[Work task] Every single entry needs to appear again exactly as given.

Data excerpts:
┏━━

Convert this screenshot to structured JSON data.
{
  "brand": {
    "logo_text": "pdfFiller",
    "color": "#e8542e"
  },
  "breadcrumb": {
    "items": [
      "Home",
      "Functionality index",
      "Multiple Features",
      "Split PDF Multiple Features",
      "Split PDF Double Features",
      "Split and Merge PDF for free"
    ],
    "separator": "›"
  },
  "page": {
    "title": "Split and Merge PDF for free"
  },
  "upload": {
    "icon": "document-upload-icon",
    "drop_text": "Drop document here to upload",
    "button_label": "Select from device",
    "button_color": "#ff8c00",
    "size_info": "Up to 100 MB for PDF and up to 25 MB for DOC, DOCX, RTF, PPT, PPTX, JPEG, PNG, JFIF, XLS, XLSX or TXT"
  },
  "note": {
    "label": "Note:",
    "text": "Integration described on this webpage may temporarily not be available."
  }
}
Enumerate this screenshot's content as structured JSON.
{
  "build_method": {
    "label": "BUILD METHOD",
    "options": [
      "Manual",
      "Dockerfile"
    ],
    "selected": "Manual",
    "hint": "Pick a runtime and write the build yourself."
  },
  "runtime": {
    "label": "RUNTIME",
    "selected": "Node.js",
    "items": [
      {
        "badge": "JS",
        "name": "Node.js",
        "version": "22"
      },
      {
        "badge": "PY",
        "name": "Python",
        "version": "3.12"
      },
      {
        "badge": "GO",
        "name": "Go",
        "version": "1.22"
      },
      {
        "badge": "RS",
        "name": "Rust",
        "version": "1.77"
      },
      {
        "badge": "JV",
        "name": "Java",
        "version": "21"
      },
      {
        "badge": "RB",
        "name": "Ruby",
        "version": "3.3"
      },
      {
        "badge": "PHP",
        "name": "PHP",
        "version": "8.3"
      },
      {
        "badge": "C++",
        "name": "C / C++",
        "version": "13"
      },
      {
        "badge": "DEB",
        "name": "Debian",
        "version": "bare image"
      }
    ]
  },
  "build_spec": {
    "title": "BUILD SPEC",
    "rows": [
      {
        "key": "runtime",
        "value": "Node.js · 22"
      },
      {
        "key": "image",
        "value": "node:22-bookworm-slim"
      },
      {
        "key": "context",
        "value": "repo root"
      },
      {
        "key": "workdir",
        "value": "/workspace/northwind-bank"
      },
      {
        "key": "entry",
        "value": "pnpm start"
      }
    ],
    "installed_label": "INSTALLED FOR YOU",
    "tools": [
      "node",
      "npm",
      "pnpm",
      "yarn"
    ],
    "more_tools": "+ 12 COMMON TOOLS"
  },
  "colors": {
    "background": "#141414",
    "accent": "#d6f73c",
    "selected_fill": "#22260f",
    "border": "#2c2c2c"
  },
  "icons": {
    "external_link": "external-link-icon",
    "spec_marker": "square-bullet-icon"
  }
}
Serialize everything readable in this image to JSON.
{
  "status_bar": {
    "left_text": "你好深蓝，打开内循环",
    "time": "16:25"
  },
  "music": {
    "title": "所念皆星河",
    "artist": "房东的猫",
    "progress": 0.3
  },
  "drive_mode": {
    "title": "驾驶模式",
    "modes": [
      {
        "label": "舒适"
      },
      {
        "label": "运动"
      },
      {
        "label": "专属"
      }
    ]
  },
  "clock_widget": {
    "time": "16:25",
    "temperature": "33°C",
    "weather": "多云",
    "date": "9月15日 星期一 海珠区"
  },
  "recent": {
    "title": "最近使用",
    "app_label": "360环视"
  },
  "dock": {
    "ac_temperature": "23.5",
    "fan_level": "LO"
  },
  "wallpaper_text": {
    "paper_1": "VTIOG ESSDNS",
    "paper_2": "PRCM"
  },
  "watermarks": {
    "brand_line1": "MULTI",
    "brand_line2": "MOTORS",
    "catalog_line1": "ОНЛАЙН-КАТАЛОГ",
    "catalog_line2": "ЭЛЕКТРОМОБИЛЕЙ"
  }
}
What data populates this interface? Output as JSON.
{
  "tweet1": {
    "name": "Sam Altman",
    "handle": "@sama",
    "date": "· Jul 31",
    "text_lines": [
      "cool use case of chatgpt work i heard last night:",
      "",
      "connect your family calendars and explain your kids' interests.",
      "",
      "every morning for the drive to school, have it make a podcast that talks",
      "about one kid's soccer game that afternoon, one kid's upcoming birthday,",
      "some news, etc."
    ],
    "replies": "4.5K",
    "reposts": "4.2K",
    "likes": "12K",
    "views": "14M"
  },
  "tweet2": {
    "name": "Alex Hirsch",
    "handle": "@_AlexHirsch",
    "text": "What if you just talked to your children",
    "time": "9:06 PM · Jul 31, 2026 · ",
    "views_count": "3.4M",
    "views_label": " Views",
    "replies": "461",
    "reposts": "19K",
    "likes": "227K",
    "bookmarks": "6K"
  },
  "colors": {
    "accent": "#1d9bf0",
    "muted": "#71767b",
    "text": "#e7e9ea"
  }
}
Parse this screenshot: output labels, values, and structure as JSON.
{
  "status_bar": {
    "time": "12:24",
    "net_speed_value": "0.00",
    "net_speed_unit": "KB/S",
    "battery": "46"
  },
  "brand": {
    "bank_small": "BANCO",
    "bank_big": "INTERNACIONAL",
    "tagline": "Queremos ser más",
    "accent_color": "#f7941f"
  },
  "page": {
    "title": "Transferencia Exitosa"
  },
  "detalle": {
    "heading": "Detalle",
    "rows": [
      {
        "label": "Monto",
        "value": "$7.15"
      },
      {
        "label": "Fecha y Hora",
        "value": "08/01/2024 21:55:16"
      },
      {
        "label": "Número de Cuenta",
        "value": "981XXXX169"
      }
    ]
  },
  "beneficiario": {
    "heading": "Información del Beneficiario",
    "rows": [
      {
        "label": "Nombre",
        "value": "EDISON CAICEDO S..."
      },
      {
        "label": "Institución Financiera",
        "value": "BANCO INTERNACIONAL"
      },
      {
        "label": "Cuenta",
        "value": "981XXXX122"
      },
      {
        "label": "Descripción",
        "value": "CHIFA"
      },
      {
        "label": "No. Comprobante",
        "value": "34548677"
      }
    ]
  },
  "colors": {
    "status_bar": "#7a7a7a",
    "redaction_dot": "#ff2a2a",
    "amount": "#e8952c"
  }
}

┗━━

[Exercise response]
Convert this screenshot to structured JSON data.
{
  "brand": {
    "logo_text": "pdfFiller",
    "color": "#e8542e"
  },
  "breadcrumb": {
    "items": [
      "Home",
      "Functionality index",
      "Multiple Features",
      "Split PDF Multiple Features",
      "Split PDF Double Features",
      "Split and Merge PDF for free"
    ],
    "separator": "›"
  },
  "page": {
    "title": "Split and Merge PDF for free"
  },
  "upload": {
    "icon": "document-upload-icon",
    "drop_text": "Drop document here to upload",
    "button_label": "Select from device",
    "button_color": "#ff8c00",
    "size_info": "Up to 100 MB for PDF and up to 25 MB for DOC, DOCX, RTF, PPT, PPTX, JPEG, PNG, JFIF, XLS, XLSX or TXT"
  },
  "note": {
    "label": "Note:",
    "text": "Integration described on this webpage may temporarily not be available."
  }
}
Enumerate this screenshot's content as structured JSON.
{
  "build_method": {
    "label": "BUILD METHOD",
    "options": [
      "Manual",
      "Dockerfile"
    ],
    "selected": "Manual",
    "hint": "Pick a runtime and write the build yourself."
  },
  "runtime": {
    "label": "RUNTIME",
    "selected": "Node.js",
    "items": [
      {
        "badge": "JS",
        "name": "Node.js",
        "version": "22"
      },
      {
        "badge": "PY",
        "name": "Python",
        "version": "3.12"
      },
      {
        "badge": "GO",
        "name": "Go",
        "version": "1.22"
      },
      {
        "badge": "RS",
        "name": "Rust",
        "version": "1.77"
      },
      {
        "badge": "JV",
        "name": "Java",
        "version": "21"
      },
      {
        "badge": "RB",
        "name": "Ruby",
        "version": "3.3"
      },
      {
        "badge": "PHP",
        "name": "PHP",
        "version": "8.3"
      },
      {
        "badge": "C++",
        "name": "C / C++",
        "version": "13"
      },
      {
        "badge": "DEB",
        "name": "Debian",
        "version": "bare image"
      }
    ]
  },
  "build_spec": {
    "title": "BUILD SPEC",
    "rows": [
      {
        "key": "runtime",
        "value": "Node.js · 22"
      },
      {
        "key": "image",
        "value": "node:22-bookworm-slim"
      },
      {
        "key": "context",
        "value": "repo root"
      },
      {
        "key": "workdir",
        "value": "/workspace/northwind-bank"
      },
      {
        "key": "entry",
        "value": "pnpm start"
      }
    ],
    "installed_label": "INSTALLED FOR YOU",
    "tools": [
      "node",
      "npm",
      "pnpm",
      "yarn"
    ],
    "more_tools": "+ 12 COMMON TOOLS"
  },
  "colors": {
    "background": "#141414",
    "accent": "#d6f73c",
    "selected_fill": "#22260f",
    "border": "#2c2c2c"
  },
  "icons": {
    "external_link": "external-link-icon",
    "spec_marker": "square-bullet-icon"
  }
}
Serialize everything readable in this image to JSON.
{
  "status_bar": {
    "left_text": "你好深蓝，打开内循环",
    "time": "16:25"
  },
  "music": {
    "title": "所念皆星河",
    "artist": "房东的猫",
    "progress": 0.3
  },
  "drive_mode": {
    "title": "驾驶模式",
    "modes": [
      {
        "label": "舒适"
      },
      {
        "label": "运动"
      },
      {
        "label": "专属"
      }
    ]
  },
  "clock_widget": {
    "time": "16:25",
    "temperature": "33°C",
    "weather": "多云",
    "date": "9月15日 星期一 海珠区"
  },
  "recent": {
    "title": "最近使用",
    "app_label": "360环视"
  },
  "dock": {
    "ac_temperature": "23.5",
    "fan_level": "LO"
  },
  "wallpaper_text": {
    "paper_1": "VTIOG ESSDNS",
    "paper_2": "PRCM"
  },
  "watermarks": {
    "brand_line1": "MULTI",
    "brand_line2": "MOTORS",
    "catalog_line1": "ОНЛАЙН-КАТАЛОГ",
    "catalog_line2": "ЭЛЕКТРОМОБИЛЕЙ"
  }
}
What data populates this interface? Output as JSON.
{
  "tweet1": {
    "name": "Sam Altman",
    "handle": "@sama",
    "date": "· Jul 31",
    "text_lines": [
      "cool use case of chatgpt work i heard last night:",
      "",
      "connect your family calendars and explain your kids' interests.",
      "",
      "every morning for the drive to school, have it make a podcast that talks",
      "about one kid's soccer game that afternoon, one kid's upcoming birthday,",
      "some news, etc."
    ],
    "replies": "4.5K",
    "reposts": "4.2K",
    "likes": "12K",
    "views": "14M"
  },
  "tweet2": {
    "name": "Alex Hirsch",
    "handle": "@_AlexHirsch",
    "text": "What if you just talked to your children",
    "time": "9:06 PM · Jul 31, 2026 · ",
    "views_count": "3.4M",
    "views_label": " Views",
    "replies": "461",
    "reposts": "19K",
    "likes": "227K",
    "bookmarks": "6K"
  },
  "colors": {
    "accent": "#1d9bf0",
    "muted": "#71767b",
    "text": "#e7e9ea"
  }
}
Parse this screenshot: output labels, values, and structure as JSON.
{
  "status_bar": {
    "time": "12:24",
    "net_speed_value": "0.00",
    "net_speed_unit": "KB/S",
    "battery": "46"
  },
  "brand": {
    "bank_small": "BANCO",
    "bank_big": "INTERNACIONAL",
    "tagline": "Queremos ser más",
    "accent_color": "#f7941f"
  },
  "page": {
    "title": "Transferencia Exitosa"
  },
  "detalle": {
    "heading": "Detalle",
    "rows": [
      {
        "label": "Monto",
        "value": "$7.15"
      },
      {
        "label": "Fecha y Hora",
        "value": "08/01/2024 21:55:16"
      },
      {
        "label": "Número de Cuenta",
        "value": "981XXXX169"
      }
    ]
  },
  "beneficiario": {
    "heading": "Información del Beneficiario",
    "rows": [
      {
        "label": "Nombre",
        "value": "EDISON CAICEDO S..."
      },
      {
        "label": "Institución Financiera",
        "value": "BANCO INTERNACIONAL"
      },
      {
        "label": "Cuenta",
        "value": "981XXXX122"
      },
      {
        "label": "Descripción",
        "value": "CHIFA"
      },
      {
        "label": "No. Comprobante",
        "value": "34548677"
      }
    ]
  },
  "colors": {
    "status_bar": "#7a7a7a",
    "redaction_dot": "#ff2a2a",
    "amount": "#e8952c"
  }
}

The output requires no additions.